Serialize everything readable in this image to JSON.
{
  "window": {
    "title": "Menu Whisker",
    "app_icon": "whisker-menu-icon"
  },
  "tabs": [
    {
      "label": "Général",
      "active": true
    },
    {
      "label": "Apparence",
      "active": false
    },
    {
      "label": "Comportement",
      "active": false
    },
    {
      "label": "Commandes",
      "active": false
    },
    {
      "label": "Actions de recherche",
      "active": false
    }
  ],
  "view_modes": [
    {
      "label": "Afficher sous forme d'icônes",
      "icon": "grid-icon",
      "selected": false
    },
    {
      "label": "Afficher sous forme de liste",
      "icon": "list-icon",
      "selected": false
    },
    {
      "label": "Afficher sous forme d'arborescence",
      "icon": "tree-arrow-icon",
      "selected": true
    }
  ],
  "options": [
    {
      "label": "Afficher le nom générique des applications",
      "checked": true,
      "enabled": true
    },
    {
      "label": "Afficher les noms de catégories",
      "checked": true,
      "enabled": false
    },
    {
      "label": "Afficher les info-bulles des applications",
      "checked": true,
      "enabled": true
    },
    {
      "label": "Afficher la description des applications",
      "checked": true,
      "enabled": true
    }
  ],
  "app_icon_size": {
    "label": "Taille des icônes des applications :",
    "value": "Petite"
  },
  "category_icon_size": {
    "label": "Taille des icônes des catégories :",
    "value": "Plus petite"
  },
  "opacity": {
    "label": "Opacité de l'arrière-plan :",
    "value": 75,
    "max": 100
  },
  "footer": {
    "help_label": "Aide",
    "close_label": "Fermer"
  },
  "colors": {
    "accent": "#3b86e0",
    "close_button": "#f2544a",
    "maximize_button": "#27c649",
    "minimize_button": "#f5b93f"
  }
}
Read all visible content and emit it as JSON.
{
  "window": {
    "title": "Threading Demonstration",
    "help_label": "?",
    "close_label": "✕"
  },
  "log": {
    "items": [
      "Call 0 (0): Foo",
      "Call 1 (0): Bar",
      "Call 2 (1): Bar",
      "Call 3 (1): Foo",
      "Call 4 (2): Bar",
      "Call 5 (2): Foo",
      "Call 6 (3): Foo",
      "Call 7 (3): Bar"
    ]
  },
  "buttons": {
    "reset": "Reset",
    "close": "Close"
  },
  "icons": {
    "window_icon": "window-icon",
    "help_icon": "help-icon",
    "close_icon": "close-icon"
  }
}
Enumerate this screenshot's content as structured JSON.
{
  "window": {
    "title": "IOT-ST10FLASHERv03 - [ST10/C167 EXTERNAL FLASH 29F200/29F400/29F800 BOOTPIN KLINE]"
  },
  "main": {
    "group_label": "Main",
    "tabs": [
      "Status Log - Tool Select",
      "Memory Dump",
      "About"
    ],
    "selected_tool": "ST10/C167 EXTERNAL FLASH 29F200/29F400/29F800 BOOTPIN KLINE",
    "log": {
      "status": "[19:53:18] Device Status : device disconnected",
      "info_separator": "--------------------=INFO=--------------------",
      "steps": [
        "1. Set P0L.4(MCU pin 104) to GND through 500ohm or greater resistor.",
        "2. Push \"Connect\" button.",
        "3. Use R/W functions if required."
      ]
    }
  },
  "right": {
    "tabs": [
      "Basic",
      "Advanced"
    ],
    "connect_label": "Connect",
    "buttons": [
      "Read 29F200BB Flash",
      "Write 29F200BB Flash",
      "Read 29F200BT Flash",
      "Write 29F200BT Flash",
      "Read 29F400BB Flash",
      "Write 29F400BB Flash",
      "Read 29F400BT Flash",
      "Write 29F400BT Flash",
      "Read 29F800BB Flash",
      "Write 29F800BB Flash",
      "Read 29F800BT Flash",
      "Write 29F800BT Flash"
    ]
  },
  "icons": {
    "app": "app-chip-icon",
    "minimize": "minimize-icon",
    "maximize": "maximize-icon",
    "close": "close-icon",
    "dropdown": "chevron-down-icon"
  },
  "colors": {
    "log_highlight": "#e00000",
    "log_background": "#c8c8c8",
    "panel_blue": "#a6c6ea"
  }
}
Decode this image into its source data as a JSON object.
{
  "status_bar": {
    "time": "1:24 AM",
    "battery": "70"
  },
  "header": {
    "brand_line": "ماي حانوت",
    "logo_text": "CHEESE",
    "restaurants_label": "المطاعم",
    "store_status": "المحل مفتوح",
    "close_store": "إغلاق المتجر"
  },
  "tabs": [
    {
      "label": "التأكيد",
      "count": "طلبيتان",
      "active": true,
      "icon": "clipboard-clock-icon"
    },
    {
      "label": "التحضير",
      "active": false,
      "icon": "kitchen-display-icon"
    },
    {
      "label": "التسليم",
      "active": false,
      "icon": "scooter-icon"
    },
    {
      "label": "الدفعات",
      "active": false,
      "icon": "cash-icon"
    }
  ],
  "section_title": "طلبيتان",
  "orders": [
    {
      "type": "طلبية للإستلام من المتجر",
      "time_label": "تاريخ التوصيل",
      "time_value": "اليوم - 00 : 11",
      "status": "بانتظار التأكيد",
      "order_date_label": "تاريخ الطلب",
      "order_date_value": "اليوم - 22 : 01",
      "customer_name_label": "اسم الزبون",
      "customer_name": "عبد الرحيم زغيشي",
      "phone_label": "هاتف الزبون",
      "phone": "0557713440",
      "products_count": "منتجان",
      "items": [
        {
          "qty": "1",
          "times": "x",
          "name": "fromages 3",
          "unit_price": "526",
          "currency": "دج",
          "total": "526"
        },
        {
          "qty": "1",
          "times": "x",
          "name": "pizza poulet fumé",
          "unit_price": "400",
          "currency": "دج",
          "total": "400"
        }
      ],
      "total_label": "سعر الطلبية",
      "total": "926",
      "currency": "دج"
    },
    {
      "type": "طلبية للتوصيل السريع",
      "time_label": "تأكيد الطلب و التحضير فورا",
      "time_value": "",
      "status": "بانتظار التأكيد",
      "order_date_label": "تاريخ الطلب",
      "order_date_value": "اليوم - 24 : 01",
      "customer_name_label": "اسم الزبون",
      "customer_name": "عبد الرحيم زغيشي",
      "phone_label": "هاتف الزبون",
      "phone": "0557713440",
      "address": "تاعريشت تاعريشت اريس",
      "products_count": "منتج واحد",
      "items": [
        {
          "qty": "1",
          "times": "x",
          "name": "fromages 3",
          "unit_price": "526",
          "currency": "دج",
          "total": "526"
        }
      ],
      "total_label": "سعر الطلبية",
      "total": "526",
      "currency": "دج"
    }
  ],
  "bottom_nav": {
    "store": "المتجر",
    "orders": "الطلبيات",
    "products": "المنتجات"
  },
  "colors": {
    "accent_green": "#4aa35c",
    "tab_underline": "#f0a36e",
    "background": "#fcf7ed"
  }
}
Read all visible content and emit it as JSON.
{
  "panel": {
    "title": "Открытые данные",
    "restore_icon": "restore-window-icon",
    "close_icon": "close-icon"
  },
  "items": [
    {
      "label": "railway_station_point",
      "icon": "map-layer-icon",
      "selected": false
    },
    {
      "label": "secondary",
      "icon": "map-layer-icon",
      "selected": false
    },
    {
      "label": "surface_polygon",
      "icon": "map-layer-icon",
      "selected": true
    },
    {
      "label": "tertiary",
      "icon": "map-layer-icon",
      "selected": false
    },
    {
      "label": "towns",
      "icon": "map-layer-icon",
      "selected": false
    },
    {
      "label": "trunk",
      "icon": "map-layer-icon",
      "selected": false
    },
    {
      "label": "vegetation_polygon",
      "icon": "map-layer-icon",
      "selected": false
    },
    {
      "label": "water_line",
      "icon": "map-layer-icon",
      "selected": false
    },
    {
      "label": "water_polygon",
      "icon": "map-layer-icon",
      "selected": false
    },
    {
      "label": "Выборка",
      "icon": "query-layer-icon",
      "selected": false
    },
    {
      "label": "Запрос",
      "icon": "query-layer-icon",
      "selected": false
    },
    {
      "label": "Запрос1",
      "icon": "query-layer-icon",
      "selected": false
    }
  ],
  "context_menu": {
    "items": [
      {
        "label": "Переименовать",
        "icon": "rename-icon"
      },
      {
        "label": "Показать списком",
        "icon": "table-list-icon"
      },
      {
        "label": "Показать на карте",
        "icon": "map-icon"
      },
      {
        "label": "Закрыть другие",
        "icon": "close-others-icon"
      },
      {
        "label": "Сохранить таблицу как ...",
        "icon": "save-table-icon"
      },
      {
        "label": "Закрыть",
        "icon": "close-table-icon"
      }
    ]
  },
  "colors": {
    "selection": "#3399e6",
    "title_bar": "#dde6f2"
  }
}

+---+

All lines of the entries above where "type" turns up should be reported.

      "type": "طلبية للإستلام من المتجر",
      "type": "طلبية للتوصيل السريع",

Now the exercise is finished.